Seton Hall, while being a Catholic school, is home to students of various religions, including those who practice Islam.
According to the Seton Hall website, the University strives to meet the spiritual needs of all students, regardless of faith, as there are a number of students who are Jewish, Muslim, Protestant, Hindu, and Buddhist, among other religions.
Ali H. Aljarrah, a freshman diplomacy and international relations major of Islamic faith, explained that while the university is a Catholic school, it didn’t deter him from attending.
He said that he chose to become a Pirate because it offered a great diplomacy and international relations program.
He added that he has never felt out of place attending a Catholic university because of the similarities between Islam and Catholicism.
Rawda Abdelmenam, a junior special education and speech language pathology major and vice president of the Muslim Student Association (MSA), said seeking knowledge, whether secular or spiritual, is obligatory for every Muslim.
“It is important that as people of God we seek and understand other people’s faiths and if we truly love one another then we must understand each other in our similarities and differences, which is one of the reasons why Islam and Catholicism are similar and how Catholic teachings at SHU do not conflict with students’ faith,” Abdelmenam said.
Aljarrah said that the way people define being religious differs from person to person.

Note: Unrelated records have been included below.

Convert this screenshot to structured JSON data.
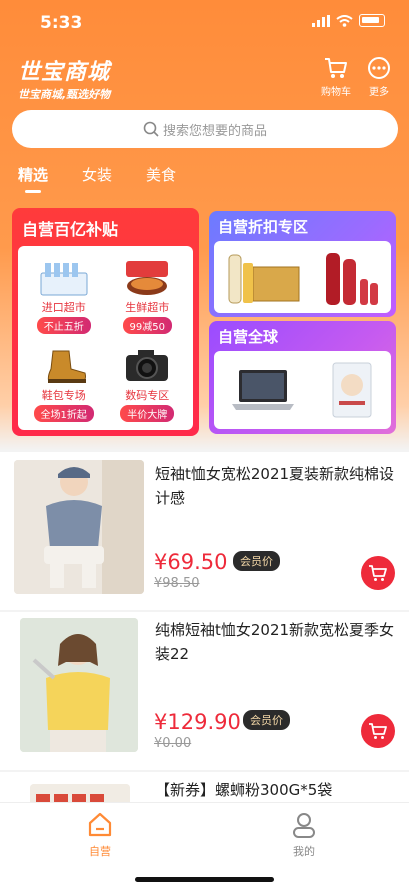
{
  "status_bar": {
    "time": "5:33"
  },
  "header": {
    "brand_title": "世宝商城",
    "brand_subtitle": "世宝商城,甄选好物",
    "cart_label": "购物车",
    "more_label": "更多"
  },
  "search": {
    "placeholder": "搜索您想要的商品"
  },
  "tabs": [
    {
      "label": "精选",
      "active": true
    },
    {
      "label": "女装",
      "active": false
    },
    {
      "label": "美食",
      "active": false
    }
  ],
  "promo": {
    "subsidy": {
      "title": "自营百亿补贴",
      "cells": [
        {
          "label": "进口超市",
          "badge": "不止五折"
        },
        {
          "label": "生鲜超市",
          "badge": "99减50"
        },
        {
          "label": "鞋包专场",
          "badge": "全场1折起"
        },
        {
          "label": "数码专区",
          "badge": "半价大牌"
        }
      ]
    },
    "discount": {
      "title": "自营折扣专区"
    },
    "global": {
      "title": "自营全球"
    }
  },
  "products": [
    {
      "title": "短袖t恤女宽松2021夏装新款纯棉设计感",
      "price": "¥69.50",
      "member_label": "会员价",
      "original_price": "¥98.50"
    },
    {
      "title": "纯棉短袖t恤女2021新款宽松夏季女装22",
      "price": "¥129.90",
      "member_label": "会员价",
      "original_price": "¥0.00"
    },
    {
      "title": "【新券】螺蛳粉300G*5袋"
    }
  ],
  "bottom_nav": {
    "home_label": "自营",
    "mine_label": "我的"
  },
  "colors": {
    "accent": "#ff8a35",
    "price_red": "#ee2a3a",
    "promo_red": "#ff3b3b",
    "promo_purple": "#9b6bff"
  }
}
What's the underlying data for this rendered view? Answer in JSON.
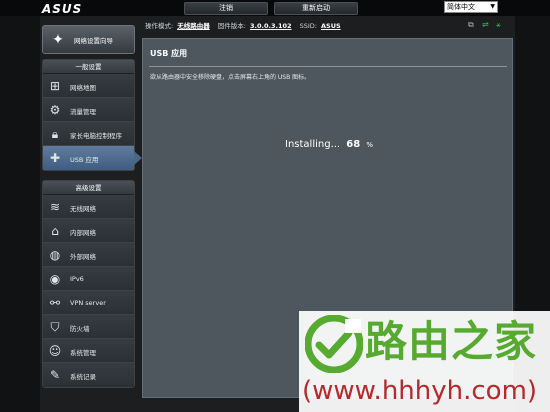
{
  "header": {
    "brand": "ASUS",
    "logout_label": "注销",
    "reboot_label": "重新启动",
    "language": "简体中文"
  },
  "status": {
    "mode_label": "操作模式:",
    "mode_value": "无线路由器",
    "firmware_label": "固件版本:",
    "firmware_value": "3.0.0.3.102",
    "ssid_label": "SSID:",
    "ssid_value": "ASUS",
    "icons": [
      "network-status-icon",
      "internet-status-icon",
      "usb-status-icon"
    ]
  },
  "sidebar": {
    "qis_label": "网络设置向导",
    "general_header": "一般设置",
    "general_items": [
      {
        "label": "网络地图",
        "icon": "network-map-icon"
      },
      {
        "label": "流量管理",
        "icon": "traffic-manager-icon"
      },
      {
        "label": "家长电脑控制程序",
        "icon": "lock-icon"
      },
      {
        "label": "USB 应用",
        "icon": "puzzle-icon",
        "active": true
      }
    ],
    "advanced_header": "高级设置",
    "advanced_items": [
      {
        "label": "无线网络",
        "icon": "wireless-icon"
      },
      {
        "label": "内部网络",
        "icon": "home-icon"
      },
      {
        "label": "外部网络",
        "icon": "globe-icon"
      },
      {
        "label": "IPv6",
        "icon": "ipv6-globe-icon"
      },
      {
        "label": "VPN server",
        "icon": "vpn-icon"
      },
      {
        "label": "防火墙",
        "icon": "shield-icon"
      },
      {
        "label": "系统管理",
        "icon": "admin-user-icon"
      },
      {
        "label": "系统记录",
        "icon": "log-icon"
      }
    ]
  },
  "main": {
    "title": "USB 应用",
    "description": "欲从路由器中安全移除硬盘，点击屏幕右上角的 USB 图标。",
    "installing_text": "Installing...",
    "progress_percent": "68",
    "progress_unit": "%"
  },
  "watermark": {
    "brand": "路由之家",
    "url": "(www.hhhyh.com)"
  },
  "colors": {
    "active_nav": "#4a6688",
    "panel_bg": "#4d575d",
    "watermark_green": "#56aa30",
    "watermark_red": "#b8282c"
  }
}
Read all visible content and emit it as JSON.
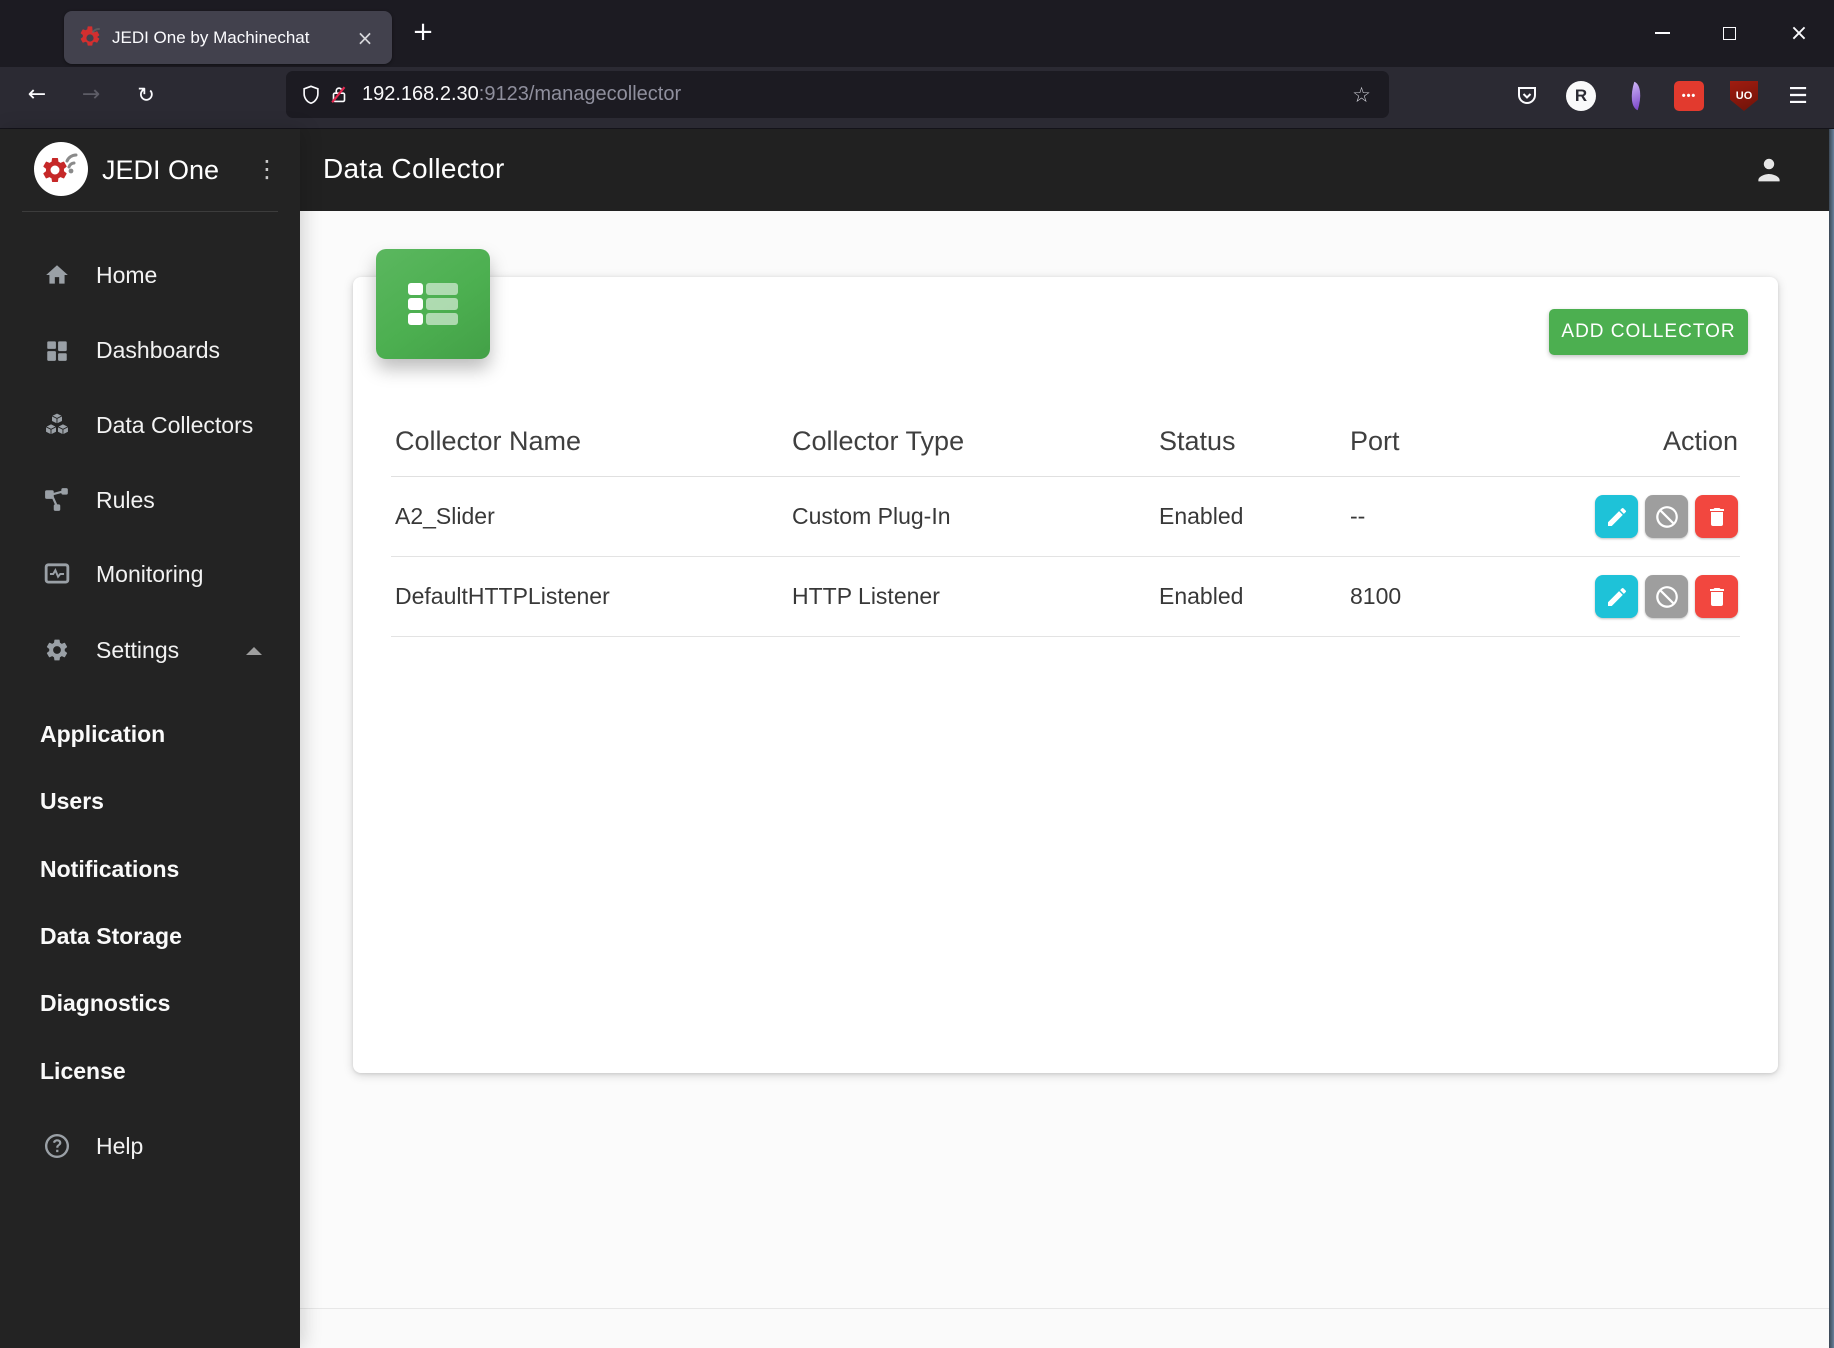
{
  "browser": {
    "tab_title": "JEDI One by Machinechat",
    "url_host": "192.168.2.30",
    "url_path": ":9123/managecollector",
    "ext_r_label": "R",
    "ext_ubo_label": "UO"
  },
  "glyphs": {
    "close": "×",
    "new_tab": "+",
    "back": "←",
    "forward": "→",
    "reload": "↻",
    "star": "☆",
    "kebab": "⋮",
    "hamburger": "☰",
    "lastpass_dots": "•••"
  },
  "sidebar": {
    "app_name": "JEDI One",
    "items": [
      {
        "label": "Home"
      },
      {
        "label": "Dashboards"
      },
      {
        "label": "Data Collectors"
      },
      {
        "label": "Rules"
      },
      {
        "label": "Monitoring"
      },
      {
        "label": "Settings"
      }
    ],
    "sub_items": [
      {
        "label": "Application"
      },
      {
        "label": "Users"
      },
      {
        "label": "Notifications"
      },
      {
        "label": "Data Storage"
      },
      {
        "label": "Diagnostics"
      },
      {
        "label": "License"
      }
    ],
    "help_label": "Help"
  },
  "header": {
    "title": "Data Collector"
  },
  "main": {
    "add_button_label": "ADD COLLECTOR",
    "table": {
      "columns": [
        "Collector Name",
        "Collector Type",
        "Status",
        "Port",
        "Action"
      ],
      "rows": [
        {
          "name": "A2_Slider",
          "type": "Custom Plug-In",
          "status": "Enabled",
          "port": "--"
        },
        {
          "name": "DefaultHTTPListener",
          "type": "HTTP Listener",
          "status": "Enabled",
          "port": "8100"
        }
      ]
    }
  },
  "colors": {
    "accent_green": "#4caf50",
    "edit_cyan": "#1ec2d8",
    "disable_gray": "#9e9e9e",
    "delete_red": "#f2473f",
    "sidebar_bg": "#232323",
    "appbar_bg": "#212121"
  }
}
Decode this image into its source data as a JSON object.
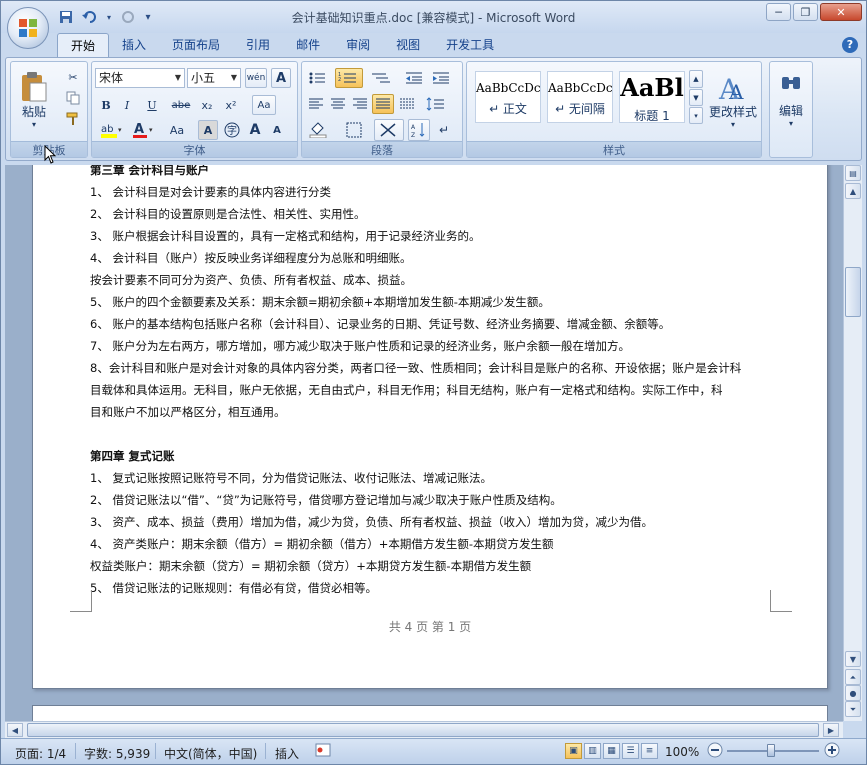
{
  "window": {
    "title": "会计基础知识重点.doc [兼容模式] - Microsoft Word",
    "minimize": "─",
    "restore": "❐",
    "close": "✕"
  },
  "qat": {
    "save_icon": "save-icon",
    "undo_icon": "undo-icon",
    "redo_icon": "redo-icon"
  },
  "tabs": [
    "开始",
    "插入",
    "页面布局",
    "引用",
    "邮件",
    "审阅",
    "视图",
    "开发工具"
  ],
  "ribbon": {
    "clipboard": {
      "paste": "粘贴",
      "label": "剪贴板"
    },
    "font": {
      "name": "宋体",
      "size": "小五",
      "label": "字体",
      "wen": "wén\n变",
      "bold": "B",
      "italic": "I",
      "underline": "U",
      "strike": "abe",
      "sub": "x₂",
      "sup": "x²",
      "grow": "A",
      "shrink": "A",
      "case": "Aa",
      "clear": "A",
      "phonetic": "字"
    },
    "paragraph": {
      "label": "段落"
    },
    "styles": {
      "label": "样式",
      "items": [
        {
          "sample": "AaBbCcDc",
          "name": "↵ 正文"
        },
        {
          "sample": "AaBbCcDc",
          "name": "↵ 无间隔"
        },
        {
          "sample": "AaBl",
          "name": "标题 1"
        }
      ],
      "change": "更改样式"
    },
    "editing": {
      "label": "编辑"
    }
  },
  "document": {
    "lines": [
      {
        "t": "第三章 会计科目与账户",
        "h": true
      },
      {
        "t": "1、  会计科目是对会计要素的具体内容进行分类"
      },
      {
        "t": "2、  会计科目的设置原则是合法性、相关性、实用性。"
      },
      {
        "t": "3、  账户根据会计科目设置的，具有一定格式和结构，用于记录经济业务的。"
      },
      {
        "t": "4、  会计科目（账户）按反映业务详细程度分为总账和明细账。"
      },
      {
        "t": "      按会计要素不同可分为资产、负债、所有者权益、成本、损益。"
      },
      {
        "t": "5、  账户的四个金额要素及关系：期末余额=期初余额+本期增加发生额-本期减少发生额。"
      },
      {
        "t": "6、  账户的基本结构包括账户名称（会计科目）、记录业务的日期、凭证号数、经济业务摘要、增减金额、余额等。"
      },
      {
        "t": "7、  账户分为左右两方，哪方增加，哪方减少取决于账户性质和记录的经济业务，账户余额一般在增加方。"
      },
      {
        "t": "8、会计科目和账户是对会计对象的具体内容分类，两者口径一致、性质相同；会计科目是账户的名称、开设依据；账户是会计科"
      },
      {
        "t": "      目载体和具体运用。无科目，账户无依据，无自由式户，科目无作用；科目无结构，账户有一定格式和结构。实际工作中，科"
      },
      {
        "t": "      目和账户不加以严格区分，相互通用。"
      },
      {
        "t": ""
      },
      {
        "t": "第四章 复式记账",
        "h": true
      },
      {
        "t": "1、  复式记账按照记账符号不同，分为借贷记账法、收付记账法、增减记账法。"
      },
      {
        "t": "2、  借贷记账法以“借”、“贷”为记账符号，借贷哪方登记增加与减少取决于账户性质及结构。"
      },
      {
        "t": "3、  资产、成本、损益（费用）增加为借，减少为贷，负债、所有者权益、损益（收入）增加为贷，减少为借。"
      },
      {
        "t": "4、  资产类账户：期末余额（借方）= 期初余额（借方）+本期借方发生额-本期贷方发生额"
      },
      {
        "t": "      权益类账户：期末余额（贷方）= 期初余额（贷方）+本期贷方发生额-本期借方发生额"
      },
      {
        "t": "5、  借贷记账法的记账规则：有借必有贷，借贷必相等。"
      }
    ],
    "footer": "共 4 页    第 1 页"
  },
  "status": {
    "page": "页面: 1/4",
    "words": "字数: 5,939",
    "lang": "中文(简体，中国)",
    "insert": "插入",
    "zoom": "100%"
  }
}
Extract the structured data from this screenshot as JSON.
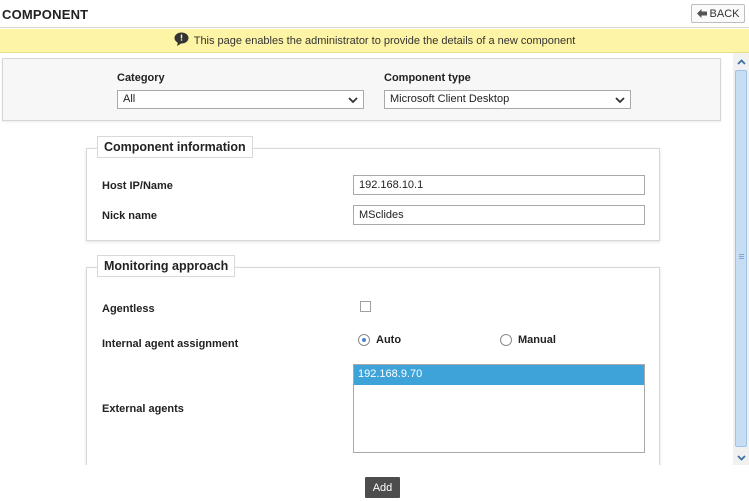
{
  "header": {
    "title": "COMPONENT",
    "back_label": "BACK"
  },
  "info_bar": {
    "message": "This page enables the administrator to provide the details of a new component"
  },
  "filters": {
    "category_label": "Category",
    "category_value": "All",
    "component_type_label": "Component type",
    "component_type_value": "Microsoft Client Desktop"
  },
  "component_info": {
    "legend": "Component information",
    "host_label": "Host IP/Name",
    "host_value": "192.168.10.1",
    "nick_label": "Nick name",
    "nick_value": "MSclides"
  },
  "monitoring": {
    "legend": "Monitoring approach",
    "agentless_label": "Agentless",
    "agentless_checked": false,
    "internal_label": "Internal agent assignment",
    "auto_label": "Auto",
    "manual_label": "Manual",
    "selected_assignment": "Auto",
    "external_label": "External agents",
    "external_agents": [
      "192.168.9.70"
    ]
  },
  "actions": {
    "add_label": "Add"
  },
  "colors": {
    "info_bar_bg": "#fdf4a6",
    "list_selected": "#3ea3d8",
    "add_button_bg": "#4d4d4d",
    "scroll_thumb": "#c6ddf3"
  }
}
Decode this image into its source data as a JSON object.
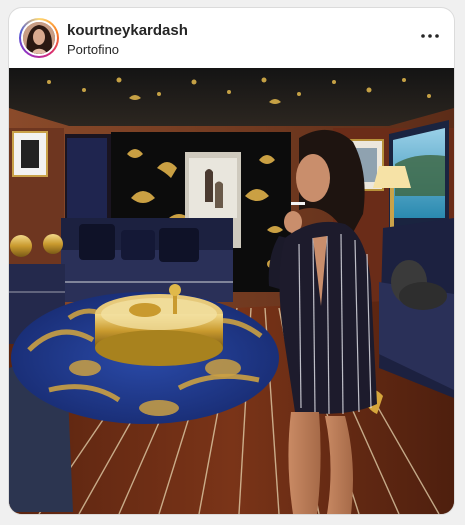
{
  "post": {
    "username": "kourtneykardash",
    "location": "Portofino"
  },
  "icons": {
    "more": "more-options-icon",
    "avatar": "profile-avatar"
  },
  "colors": {
    "username": "#262626",
    "card_border": "#dbdbdb",
    "story_ring": "#d62976"
  }
}
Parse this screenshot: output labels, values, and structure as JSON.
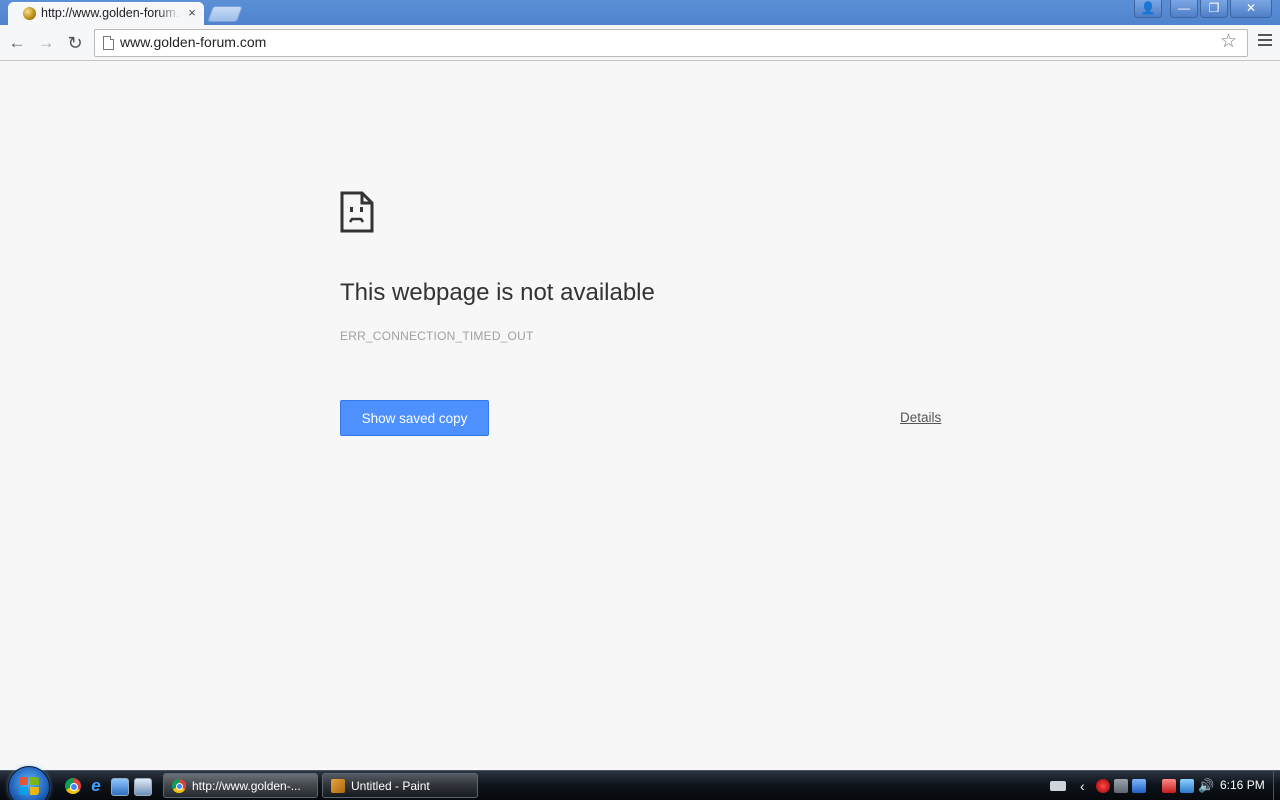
{
  "browser": {
    "tab": {
      "title": "http://www.golden-forum.com",
      "close_glyph": "×"
    },
    "window_controls": {
      "user": "👤",
      "minimize": "—",
      "restore": "❐",
      "close": "✕"
    },
    "toolbar": {
      "back_glyph": "←",
      "forward_glyph": "→",
      "reload_glyph": "↻",
      "url": "www.golden-forum.com",
      "star_glyph": "☆"
    }
  },
  "error_page": {
    "title": "This webpage is not available",
    "code": "ERR_CONNECTION_TIMED_OUT",
    "show_saved_copy_label": "Show saved copy",
    "details_label": "Details"
  },
  "taskbar": {
    "items": [
      {
        "label": "http://www.golden-...",
        "icon": "chrome-icon",
        "active": true
      },
      {
        "label": "Untitled - Paint",
        "icon": "paint-icon",
        "active": false
      }
    ],
    "quick_launch": [
      "chrome-icon",
      "internet-explorer-icon",
      "show-desktop-icon",
      "switch-windows-icon"
    ],
    "tray": {
      "chevron_glyph": "‹",
      "volume_glyph": "🔊"
    },
    "clock": "6:16 PM"
  },
  "colors": {
    "page_background": "#f7f7f7",
    "button_blue": "#4d90fe",
    "title_text": "#333333",
    "error_code_text": "#a0a0a0"
  }
}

“I’m religious in the sense that I do believe in God and I do follow the faith of Islam, but I do my best to improve my spirituality with God,” Aljarrah said. “I try to go out of my way to learn more about the religion other than what was taught to me by my parents and what was taught to me by the mosque.”
Even if an individual is not religious, a Seton Hall student can learn about different religions through reading texts and discussing them in classes like Journey of Transformation, Christianity and Dialogue and Engaging the World, while asking and discussing universal ideas and questions.
“With the students and professors in my Journey class, I think seeing an actual Muslim like myself, in a class who understands the religion, is able to compare and contrast the differences between Islam and Catholicism,” Aljarrah said.
Aljarrah added that while he is Muslim, his experience has been nothing less than normal while attending SHU.
Dr. Wagdy Abdallah, a professor of accounting and taxation and faculty advisor of MSA, said he wants to make Muslim students feel at home at Seton Hall as it continues to significantly accommodate students practicing a non-Catholic religion.
Additionally, students who practice Islam or want to become informed about the religion and cultures involved, can get involved in MSA on campus.
The club is an inter-religious and inter-cultural organization that works to raise consciousness, dialogue and understanding about Islamic culture and religion.
While Aljarrah is usually too busy throughout the school day to pray, students who practice Islam can be accommodated on campus to pray through programs set up by MSA.
In a recent initiative, MSA has coordinated to have Friday Muslim Prayer in Duffy Hall at 1 p.m. every Friday throughout the semester.
MSA also hosts several interfaith events and discussions on the topic of Islam and integration.
Abdelmenam said that MSA represents Muslims at SHU and while it is a Muslim organization, their mission is the same as everyone that surrounds them on-campus, which is to improve the lives of everyone within.
“Oftentimes being Muslim is synonymous with being alone. You are the only one of your faith at your school, in your town, or even the entire community you grew up with,” Abdelmenam added. “MSA was conceived in order to unite Muslims from all ethnic and socioeconomic backgrounds and create a community as important and impactful as those that surround it.”
Nisha Desai can be reached at firstname.lastname@example.org.